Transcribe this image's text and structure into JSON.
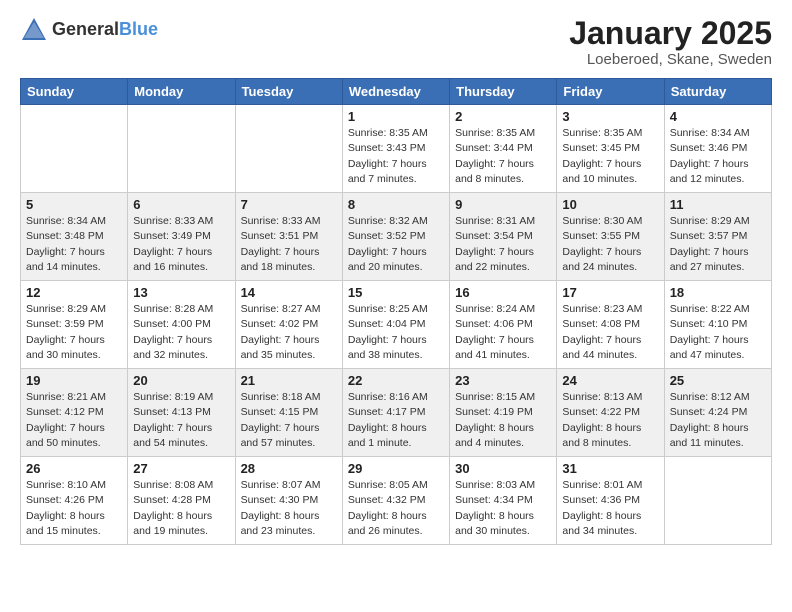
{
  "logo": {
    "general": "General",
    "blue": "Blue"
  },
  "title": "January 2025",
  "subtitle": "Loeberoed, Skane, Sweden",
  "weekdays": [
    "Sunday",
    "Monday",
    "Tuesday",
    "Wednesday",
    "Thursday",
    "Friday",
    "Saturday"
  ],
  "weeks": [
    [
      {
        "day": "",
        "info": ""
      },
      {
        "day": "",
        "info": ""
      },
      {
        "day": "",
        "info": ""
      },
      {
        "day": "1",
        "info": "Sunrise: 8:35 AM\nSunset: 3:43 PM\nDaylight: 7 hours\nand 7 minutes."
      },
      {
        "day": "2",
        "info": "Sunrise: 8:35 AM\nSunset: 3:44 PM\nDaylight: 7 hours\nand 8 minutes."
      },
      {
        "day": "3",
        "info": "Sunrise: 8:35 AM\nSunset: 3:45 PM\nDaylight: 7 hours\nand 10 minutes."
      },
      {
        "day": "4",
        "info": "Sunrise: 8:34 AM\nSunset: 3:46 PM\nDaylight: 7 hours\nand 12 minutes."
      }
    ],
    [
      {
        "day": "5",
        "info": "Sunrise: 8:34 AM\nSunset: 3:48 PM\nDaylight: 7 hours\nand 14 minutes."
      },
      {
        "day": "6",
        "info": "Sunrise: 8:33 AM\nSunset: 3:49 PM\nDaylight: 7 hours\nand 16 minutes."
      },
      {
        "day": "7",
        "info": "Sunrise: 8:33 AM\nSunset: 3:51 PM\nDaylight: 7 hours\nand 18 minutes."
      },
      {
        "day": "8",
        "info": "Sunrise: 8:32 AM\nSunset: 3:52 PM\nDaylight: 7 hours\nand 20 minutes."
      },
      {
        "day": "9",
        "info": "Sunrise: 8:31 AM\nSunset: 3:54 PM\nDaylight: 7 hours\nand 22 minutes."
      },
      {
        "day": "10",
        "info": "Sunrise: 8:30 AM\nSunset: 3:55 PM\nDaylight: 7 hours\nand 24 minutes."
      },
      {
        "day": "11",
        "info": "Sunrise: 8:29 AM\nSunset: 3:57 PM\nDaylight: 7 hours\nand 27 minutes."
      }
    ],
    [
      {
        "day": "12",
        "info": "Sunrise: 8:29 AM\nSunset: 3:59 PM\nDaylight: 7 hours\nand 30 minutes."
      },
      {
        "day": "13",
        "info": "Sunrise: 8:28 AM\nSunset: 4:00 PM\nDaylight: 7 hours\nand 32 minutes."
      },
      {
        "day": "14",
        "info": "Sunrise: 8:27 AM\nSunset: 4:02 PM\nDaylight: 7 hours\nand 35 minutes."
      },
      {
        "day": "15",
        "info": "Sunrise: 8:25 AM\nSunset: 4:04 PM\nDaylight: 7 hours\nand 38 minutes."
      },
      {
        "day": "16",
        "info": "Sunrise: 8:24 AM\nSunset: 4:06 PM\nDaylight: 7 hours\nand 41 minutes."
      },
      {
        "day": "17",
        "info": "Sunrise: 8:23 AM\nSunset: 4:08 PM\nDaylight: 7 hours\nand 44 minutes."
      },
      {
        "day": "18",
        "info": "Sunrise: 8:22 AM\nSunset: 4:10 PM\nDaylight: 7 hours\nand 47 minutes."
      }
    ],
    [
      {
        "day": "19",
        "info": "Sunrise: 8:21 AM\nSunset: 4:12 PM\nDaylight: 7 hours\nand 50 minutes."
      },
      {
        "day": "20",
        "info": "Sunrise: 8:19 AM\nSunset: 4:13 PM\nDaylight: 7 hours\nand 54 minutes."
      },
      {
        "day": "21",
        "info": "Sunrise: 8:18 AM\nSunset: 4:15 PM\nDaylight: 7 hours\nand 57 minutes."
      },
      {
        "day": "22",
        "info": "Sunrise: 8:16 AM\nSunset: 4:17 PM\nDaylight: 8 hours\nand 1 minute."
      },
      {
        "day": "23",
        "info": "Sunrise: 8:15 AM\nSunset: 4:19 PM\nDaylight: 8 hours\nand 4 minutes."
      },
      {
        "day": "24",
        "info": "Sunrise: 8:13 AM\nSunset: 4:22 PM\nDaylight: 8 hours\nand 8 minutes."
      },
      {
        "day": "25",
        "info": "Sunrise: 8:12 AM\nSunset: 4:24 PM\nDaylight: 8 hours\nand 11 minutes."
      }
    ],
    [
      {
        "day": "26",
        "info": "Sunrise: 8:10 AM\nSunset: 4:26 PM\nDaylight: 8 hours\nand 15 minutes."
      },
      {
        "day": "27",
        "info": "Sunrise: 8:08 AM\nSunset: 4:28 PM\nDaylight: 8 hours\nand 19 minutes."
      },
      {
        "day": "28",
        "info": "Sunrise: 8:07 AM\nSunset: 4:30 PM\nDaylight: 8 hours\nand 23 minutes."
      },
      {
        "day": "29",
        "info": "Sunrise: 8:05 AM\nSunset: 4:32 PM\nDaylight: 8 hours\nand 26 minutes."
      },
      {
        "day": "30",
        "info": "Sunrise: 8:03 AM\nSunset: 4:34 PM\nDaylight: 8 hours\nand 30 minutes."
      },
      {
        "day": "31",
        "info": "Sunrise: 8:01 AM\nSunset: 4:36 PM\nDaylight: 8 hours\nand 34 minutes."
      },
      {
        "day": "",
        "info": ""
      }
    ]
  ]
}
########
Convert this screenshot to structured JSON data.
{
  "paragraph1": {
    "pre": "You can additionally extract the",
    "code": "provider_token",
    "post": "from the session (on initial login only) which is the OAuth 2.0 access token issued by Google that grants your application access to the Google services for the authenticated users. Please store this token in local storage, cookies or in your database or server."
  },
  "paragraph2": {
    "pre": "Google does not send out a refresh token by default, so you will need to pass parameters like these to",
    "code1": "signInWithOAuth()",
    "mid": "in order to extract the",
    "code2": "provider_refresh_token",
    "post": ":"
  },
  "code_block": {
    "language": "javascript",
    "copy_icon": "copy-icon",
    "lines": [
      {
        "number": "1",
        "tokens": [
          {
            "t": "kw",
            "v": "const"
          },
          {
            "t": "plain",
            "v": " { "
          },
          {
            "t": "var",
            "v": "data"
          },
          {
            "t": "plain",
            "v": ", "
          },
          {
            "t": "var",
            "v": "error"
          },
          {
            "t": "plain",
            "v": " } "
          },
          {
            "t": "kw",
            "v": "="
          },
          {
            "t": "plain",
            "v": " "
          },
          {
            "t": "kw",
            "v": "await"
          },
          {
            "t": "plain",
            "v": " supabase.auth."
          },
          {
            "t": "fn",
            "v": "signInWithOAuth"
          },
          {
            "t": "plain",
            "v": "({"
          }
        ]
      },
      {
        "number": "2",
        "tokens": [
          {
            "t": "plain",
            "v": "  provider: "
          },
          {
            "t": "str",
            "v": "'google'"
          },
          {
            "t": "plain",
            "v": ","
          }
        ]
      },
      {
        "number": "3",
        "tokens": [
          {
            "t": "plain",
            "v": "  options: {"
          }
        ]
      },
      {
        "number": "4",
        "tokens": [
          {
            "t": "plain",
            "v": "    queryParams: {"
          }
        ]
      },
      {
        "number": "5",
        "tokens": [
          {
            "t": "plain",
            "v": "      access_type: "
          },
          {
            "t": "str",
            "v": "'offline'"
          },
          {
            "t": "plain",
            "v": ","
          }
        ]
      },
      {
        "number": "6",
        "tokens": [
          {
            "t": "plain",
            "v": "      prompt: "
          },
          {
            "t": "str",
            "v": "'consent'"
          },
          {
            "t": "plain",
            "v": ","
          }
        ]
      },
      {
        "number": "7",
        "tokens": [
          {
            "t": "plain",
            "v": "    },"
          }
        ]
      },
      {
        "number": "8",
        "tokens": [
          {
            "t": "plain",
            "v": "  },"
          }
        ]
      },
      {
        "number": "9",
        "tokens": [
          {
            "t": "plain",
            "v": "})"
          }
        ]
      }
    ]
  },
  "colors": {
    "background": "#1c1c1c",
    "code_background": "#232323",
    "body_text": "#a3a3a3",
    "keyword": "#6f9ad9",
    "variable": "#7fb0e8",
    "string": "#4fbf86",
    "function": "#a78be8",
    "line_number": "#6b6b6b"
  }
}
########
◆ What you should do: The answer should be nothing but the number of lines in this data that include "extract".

◆ Reply to the exercise: 2